It hasn’t even been a week since I left home, but already so much has happened that it feels like much longer. I met up with several other IFSA-Butler students upon arrival in Dublin and we spent a couple of nights at the O’Callaghan Mont Clare hotel. We were met there by IFSA staff and given some orientation sessions, several interesting meals and a tour of the Guinness Storehouse of all things.
Dublin, like most cities, was full of pedestrian activity and crazy traffic. As an amenity to the blind, the little walk-don’t walk lights make Pacman-esque sound effects when crossing the street is permitted. Cyclists zip along two inches from automobile traffic at ludicrous speeds and have no problem with shouting at you to get you out of the way. Not really rude shouting like you would get in America (of the comic-style *&!#@ variety), more like a single “OI!” seconds before they’re about to mow you over. Whatever gets it done, I suppose.
As soon as we were feeling pretty good about Dublin, it was time to pack up for Limerick. Let me just say for any students studying abroad, you should always investigate all the drawers in any hotel room for complimentary items you can “steal.” I took the shampoo-conditioner and found a mending kit and sturdy plastic dry-cleaning bag. I used the bag for laundry and it came in handy again later for shopping. They actually charge you for plastic bags AND shopping carts in Limerick, so you can’t pick up too many free items like this. Just don’t take their Bibles!
Limerick orientation was more of the same (personal safety, how to behave yourself, etc.) but with the addition of information on registering for classes. This was quite useful considering that, for a person accustomed to the U.S. class structure, trying to understand the Irish structure is like trying to hold a meaningful conversation with an inbred pigeon. More on that later. We did get a nice tour of the campus, including a mysterious rust-colored statue referred to as “Brown Thomas,” which stands facing the library and can catch you quite off-guard on a foggy evening. UL has a couple of restaurants and a pub, gym facilities with an Olympic-size swimming pool, five student “villages,” a bank and a small shop in addition to the usual academic buildings. Orientation also included a bus tour of the Limerick City Centre and the Medieval Quarter. The Medieval Quarter is the site of King John’s Castle, an old Irish abbey, the Treaty Stone and the Hunt Museum as well as nice views of the River Shannon.
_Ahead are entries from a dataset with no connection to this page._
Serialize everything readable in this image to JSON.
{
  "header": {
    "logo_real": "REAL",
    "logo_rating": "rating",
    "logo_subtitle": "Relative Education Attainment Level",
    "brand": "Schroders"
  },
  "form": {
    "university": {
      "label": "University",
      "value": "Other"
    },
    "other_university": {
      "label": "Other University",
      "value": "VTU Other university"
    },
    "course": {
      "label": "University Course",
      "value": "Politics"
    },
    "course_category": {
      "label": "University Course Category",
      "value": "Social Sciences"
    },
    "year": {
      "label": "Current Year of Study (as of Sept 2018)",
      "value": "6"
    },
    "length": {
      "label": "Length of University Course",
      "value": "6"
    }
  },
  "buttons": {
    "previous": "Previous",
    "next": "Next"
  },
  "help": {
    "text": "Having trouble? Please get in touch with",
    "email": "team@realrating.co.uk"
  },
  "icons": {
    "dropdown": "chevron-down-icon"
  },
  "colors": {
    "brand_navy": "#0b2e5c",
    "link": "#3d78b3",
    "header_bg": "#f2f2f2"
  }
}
There are small plastic stands containing life buoys lining the river just in case, and I posed with one of these before returning it to its stand so that the Gardai (Irish Police) wouldn’t catch me messing with it.
The last couple of days have been spent in administrative endeavors (getting my e-mail and library ID to work, etc.), getting groceries and other necessities (with that nice dry cleaning bag I mentioned before) and reconnecting with home via computer. School and real life begin on Monday!